DATA UNDER STUDY:
★ ★ ★ ★ ★
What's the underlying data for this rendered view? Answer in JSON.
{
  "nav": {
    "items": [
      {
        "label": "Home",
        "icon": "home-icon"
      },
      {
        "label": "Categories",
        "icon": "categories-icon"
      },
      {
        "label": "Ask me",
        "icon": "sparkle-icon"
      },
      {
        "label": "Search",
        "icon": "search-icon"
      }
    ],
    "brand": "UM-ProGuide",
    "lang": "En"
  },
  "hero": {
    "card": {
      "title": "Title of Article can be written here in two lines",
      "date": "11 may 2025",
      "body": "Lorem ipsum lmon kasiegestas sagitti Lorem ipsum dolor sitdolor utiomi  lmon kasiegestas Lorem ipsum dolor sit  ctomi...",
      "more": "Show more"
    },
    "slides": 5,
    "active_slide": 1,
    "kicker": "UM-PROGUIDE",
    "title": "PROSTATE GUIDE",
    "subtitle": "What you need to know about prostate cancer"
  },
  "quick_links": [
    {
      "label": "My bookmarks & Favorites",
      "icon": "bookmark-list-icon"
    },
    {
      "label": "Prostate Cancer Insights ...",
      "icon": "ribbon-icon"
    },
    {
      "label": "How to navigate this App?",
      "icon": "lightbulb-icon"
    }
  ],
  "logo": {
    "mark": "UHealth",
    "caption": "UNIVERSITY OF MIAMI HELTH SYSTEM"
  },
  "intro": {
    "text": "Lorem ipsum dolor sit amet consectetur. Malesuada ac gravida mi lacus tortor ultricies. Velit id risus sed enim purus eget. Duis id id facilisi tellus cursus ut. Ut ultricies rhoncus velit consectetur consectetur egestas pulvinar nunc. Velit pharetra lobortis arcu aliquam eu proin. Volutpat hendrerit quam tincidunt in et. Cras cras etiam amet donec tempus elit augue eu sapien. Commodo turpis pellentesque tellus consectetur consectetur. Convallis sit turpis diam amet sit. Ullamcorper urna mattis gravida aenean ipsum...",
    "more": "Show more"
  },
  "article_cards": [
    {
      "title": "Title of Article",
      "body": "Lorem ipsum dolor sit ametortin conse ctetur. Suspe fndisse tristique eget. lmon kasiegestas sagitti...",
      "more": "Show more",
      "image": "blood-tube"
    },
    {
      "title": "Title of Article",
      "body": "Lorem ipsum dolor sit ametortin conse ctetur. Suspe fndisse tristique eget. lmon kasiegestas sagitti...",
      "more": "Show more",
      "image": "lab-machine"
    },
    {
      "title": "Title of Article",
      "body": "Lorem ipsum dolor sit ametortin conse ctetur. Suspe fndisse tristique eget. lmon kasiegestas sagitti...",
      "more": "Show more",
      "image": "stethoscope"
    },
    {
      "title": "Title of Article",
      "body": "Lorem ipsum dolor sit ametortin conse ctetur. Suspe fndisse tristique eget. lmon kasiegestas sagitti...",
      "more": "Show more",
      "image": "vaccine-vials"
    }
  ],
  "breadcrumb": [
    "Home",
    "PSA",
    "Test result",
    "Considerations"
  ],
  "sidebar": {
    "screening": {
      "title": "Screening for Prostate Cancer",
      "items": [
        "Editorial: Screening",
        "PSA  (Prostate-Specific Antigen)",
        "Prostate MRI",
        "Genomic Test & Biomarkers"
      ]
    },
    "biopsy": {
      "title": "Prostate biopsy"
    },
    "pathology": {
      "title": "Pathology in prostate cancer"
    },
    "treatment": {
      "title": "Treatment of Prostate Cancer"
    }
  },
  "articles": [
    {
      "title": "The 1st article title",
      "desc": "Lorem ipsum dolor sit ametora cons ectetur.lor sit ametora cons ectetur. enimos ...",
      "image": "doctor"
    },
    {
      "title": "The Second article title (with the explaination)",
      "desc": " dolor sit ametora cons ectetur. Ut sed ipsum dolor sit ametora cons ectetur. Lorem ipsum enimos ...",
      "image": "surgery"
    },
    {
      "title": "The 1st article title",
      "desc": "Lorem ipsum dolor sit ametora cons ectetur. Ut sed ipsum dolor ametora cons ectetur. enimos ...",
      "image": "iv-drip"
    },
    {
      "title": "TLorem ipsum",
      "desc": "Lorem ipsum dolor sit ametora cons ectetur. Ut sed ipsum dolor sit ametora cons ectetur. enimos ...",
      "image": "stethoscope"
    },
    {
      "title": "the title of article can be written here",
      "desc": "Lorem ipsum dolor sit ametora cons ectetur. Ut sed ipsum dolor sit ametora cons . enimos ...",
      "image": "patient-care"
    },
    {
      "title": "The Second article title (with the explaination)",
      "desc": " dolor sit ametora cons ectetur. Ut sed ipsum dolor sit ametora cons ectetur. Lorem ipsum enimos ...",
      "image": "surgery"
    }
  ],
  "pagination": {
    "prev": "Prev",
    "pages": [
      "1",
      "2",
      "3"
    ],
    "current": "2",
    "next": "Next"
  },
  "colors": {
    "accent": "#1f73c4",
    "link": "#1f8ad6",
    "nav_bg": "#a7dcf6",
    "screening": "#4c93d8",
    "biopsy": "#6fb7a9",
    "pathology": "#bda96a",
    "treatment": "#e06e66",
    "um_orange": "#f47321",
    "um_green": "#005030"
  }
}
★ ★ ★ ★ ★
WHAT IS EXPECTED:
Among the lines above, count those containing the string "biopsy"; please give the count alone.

ANSWER BOX:
3